*Aim of the task:*
Make an exact copy of the records, with the images left out.

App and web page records

══════════

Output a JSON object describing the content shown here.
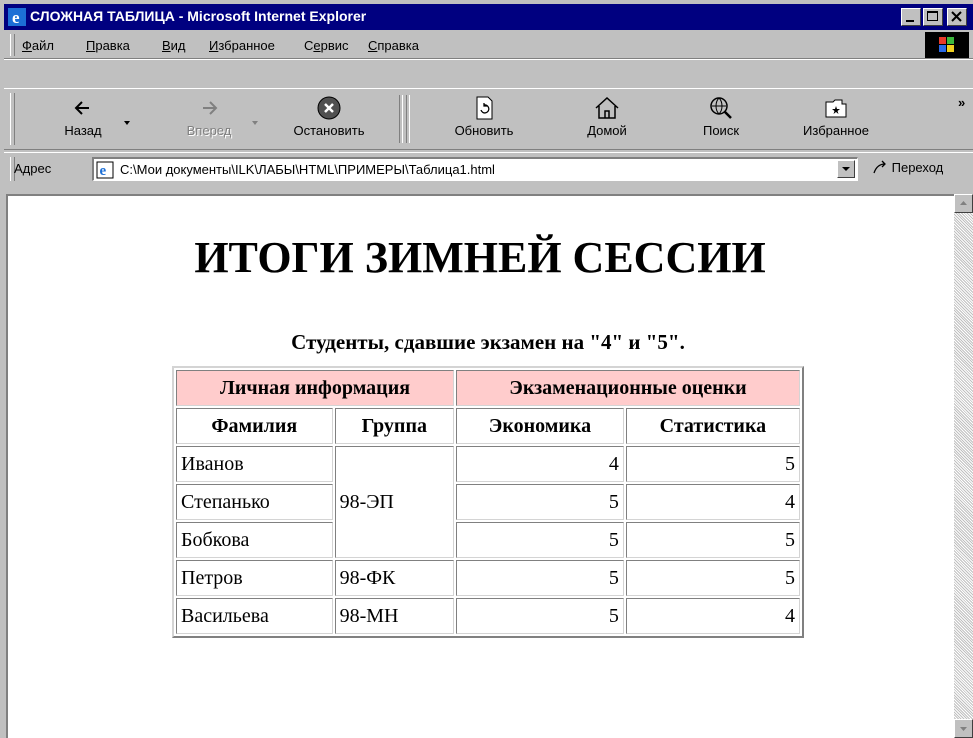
{
  "window": {
    "title": "СЛОЖНАЯ ТАБЛИЦА - Microsoft Internet Explorer"
  },
  "menu": [
    {
      "pre": "",
      "u": "Ф",
      "post": "айл"
    },
    {
      "pre": "",
      "u": "П",
      "post": "равка"
    },
    {
      "pre": "",
      "u": "В",
      "post": "ид"
    },
    {
      "pre": "",
      "u": "И",
      "post": "збранное"
    },
    {
      "pre": "С",
      "u": "е",
      "post": "рвис"
    },
    {
      "pre": "",
      "u": "С",
      "post": "правка"
    }
  ],
  "toolbar": {
    "back": "Назад",
    "forward": "Вперед",
    "stop": "Остановить",
    "refresh": "Обновить",
    "home": "Домой",
    "search": "Поиск",
    "favorites": "Избранное",
    "more": "»"
  },
  "address": {
    "label": "Адрес",
    "value": "C:\\Мои документы\\ILK\\ЛАБЫ\\HTML\\ПРИМЕРЫ\\Таблица1.html",
    "go": "Переход"
  },
  "page": {
    "heading": "ИТОГИ ЗИМНЕЙ СЕССИИ",
    "caption": "Студенты, сдавшие экзамен на \"4\" и \"5\".",
    "group_headers": [
      "Личная информация",
      "Экзаменационные оценки"
    ],
    "col_headers": [
      "Фамилия",
      "Группа",
      "Экономика",
      "Статистика"
    ],
    "rows": [
      {
        "name": "Иванов",
        "group": "98-ЭП",
        "economics": "4",
        "statistics": "5"
      },
      {
        "name": "Степанько",
        "group": "98-ЭП",
        "economics": "5",
        "statistics": "4"
      },
      {
        "name": "Бобкова",
        "group": "98-ЭП",
        "economics": "5",
        "statistics": "5"
      },
      {
        "name": "Петров",
        "group": "98-ФК",
        "economics": "5",
        "statistics": "5"
      },
      {
        "name": "Васильева",
        "group": "98-МН",
        "economics": "5",
        "statistics": "4"
      }
    ]
  },
  "colors": {
    "titlebar": "#000080",
    "header_bg": "#ffcccc",
    "chrome": "#c0c0c0"
  }
}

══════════

*Response:*
Output a JSON object describing the content shown here.
{
  "window": {
    "title": "СЛОЖНАЯ ТАБЛИЦА - Microsoft Internet Explorer"
  },
  "menu": [
    {
      "pre": "",
      "u": "Ф",
      "post": "айл"
    },
    {
      "pre": "",
      "u": "П",
      "post": "равка"
    },
    {
      "pre": "",
      "u": "В",
      "post": "ид"
    },
    {
      "pre": "",
      "u": "И",
      "post": "збранное"
    },
    {
      "pre": "С",
      "u": "е",
      "post": "рвис"
    },
    {
      "pre": "",
      "u": "С",
      "post": "правка"
    }
  ],
  "toolbar": {
    "back": "Назад",
    "forward": "Вперед",
    "stop": "Остановить",
    "refresh": "Обновить",
    "home": "Домой",
    "search": "Поиск",
    "favorites": "Избранное",
    "more": "»"
  },
  "address": {
    "label": "Адрес",
    "value": "C:\\Мои документы\\ILK\\ЛАБЫ\\HTML\\ПРИМЕРЫ\\Таблица1.html",
    "go": "Переход"
  },
  "page": {
    "heading": "ИТОГИ ЗИМНЕЙ СЕССИИ",
    "caption": "Студенты, сдавшие экзамен на \"4\" и \"5\".",
    "group_headers": [
      "Личная информация",
      "Экзаменационные оценки"
    ],
    "col_headers": [
      "Фамилия",
      "Группа",
      "Экономика",
      "Статистика"
    ],
    "rows": [
      {
        "name": "Иванов",
        "group": "98-ЭП",
        "economics": "4",
        "statistics": "5"
      },
      {
        "name": "Степанько",
        "group": "98-ЭП",
        "economics": "5",
        "statistics": "4"
      },
      {
        "name": "Бобкова",
        "group": "98-ЭП",
        "economics": "5",
        "statistics": "5"
      },
      {
        "name": "Петров",
        "group": "98-ФК",
        "economics": "5",
        "statistics": "5"
      },
      {
        "name": "Васильева",
        "group": "98-МН",
        "economics": "5",
        "statistics": "4"
      }
    ]
  },
  "colors": {
    "titlebar": "#000080",
    "header_bg": "#ffcccc",
    "chrome": "#c0c0c0"
  }
}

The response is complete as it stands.